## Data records
══════════════════════════════

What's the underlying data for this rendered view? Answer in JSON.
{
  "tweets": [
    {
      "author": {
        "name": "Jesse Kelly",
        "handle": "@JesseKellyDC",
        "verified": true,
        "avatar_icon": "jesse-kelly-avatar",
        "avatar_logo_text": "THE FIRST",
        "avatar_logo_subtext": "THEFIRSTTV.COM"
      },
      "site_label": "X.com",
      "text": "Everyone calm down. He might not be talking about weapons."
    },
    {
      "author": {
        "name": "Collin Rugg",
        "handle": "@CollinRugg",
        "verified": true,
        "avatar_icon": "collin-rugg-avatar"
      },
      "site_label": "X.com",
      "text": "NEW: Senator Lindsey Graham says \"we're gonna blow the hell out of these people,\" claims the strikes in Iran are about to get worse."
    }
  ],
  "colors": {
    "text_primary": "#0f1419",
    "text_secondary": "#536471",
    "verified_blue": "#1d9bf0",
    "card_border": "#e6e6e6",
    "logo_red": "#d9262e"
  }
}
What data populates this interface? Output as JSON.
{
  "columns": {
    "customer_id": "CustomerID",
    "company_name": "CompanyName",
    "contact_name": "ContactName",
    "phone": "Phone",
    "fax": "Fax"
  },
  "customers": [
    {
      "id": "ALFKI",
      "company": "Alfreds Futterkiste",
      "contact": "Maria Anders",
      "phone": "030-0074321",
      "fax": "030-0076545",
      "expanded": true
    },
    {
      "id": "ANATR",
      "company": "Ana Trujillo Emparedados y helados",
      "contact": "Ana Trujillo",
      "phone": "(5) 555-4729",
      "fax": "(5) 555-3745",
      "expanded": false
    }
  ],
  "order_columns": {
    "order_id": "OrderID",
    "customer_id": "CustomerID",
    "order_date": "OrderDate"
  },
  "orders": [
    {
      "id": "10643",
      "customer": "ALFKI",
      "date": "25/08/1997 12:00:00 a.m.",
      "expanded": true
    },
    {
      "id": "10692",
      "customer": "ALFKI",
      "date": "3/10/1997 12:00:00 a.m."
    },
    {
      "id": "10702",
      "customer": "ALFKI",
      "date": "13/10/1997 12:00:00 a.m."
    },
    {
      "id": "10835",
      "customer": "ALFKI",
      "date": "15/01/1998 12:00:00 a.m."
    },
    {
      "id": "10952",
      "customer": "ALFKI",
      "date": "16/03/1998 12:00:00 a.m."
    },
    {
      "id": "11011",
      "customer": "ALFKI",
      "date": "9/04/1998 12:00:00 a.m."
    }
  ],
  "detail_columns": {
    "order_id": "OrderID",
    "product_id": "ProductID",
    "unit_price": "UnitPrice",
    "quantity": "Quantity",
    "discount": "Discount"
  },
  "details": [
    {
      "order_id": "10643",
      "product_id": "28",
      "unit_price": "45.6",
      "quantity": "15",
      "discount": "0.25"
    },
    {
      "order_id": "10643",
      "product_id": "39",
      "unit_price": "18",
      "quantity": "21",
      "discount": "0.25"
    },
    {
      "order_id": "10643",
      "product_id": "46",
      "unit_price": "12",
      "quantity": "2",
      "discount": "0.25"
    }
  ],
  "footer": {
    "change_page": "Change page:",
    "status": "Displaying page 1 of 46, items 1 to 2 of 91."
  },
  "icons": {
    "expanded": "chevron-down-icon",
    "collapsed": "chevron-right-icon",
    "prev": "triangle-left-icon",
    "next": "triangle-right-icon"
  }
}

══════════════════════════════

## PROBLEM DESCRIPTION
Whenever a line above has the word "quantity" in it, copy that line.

## ANSWER SPACE
    "quantity": "Quantity",
      "quantity": "15",
      "quantity": "21",
      "quantity": "2",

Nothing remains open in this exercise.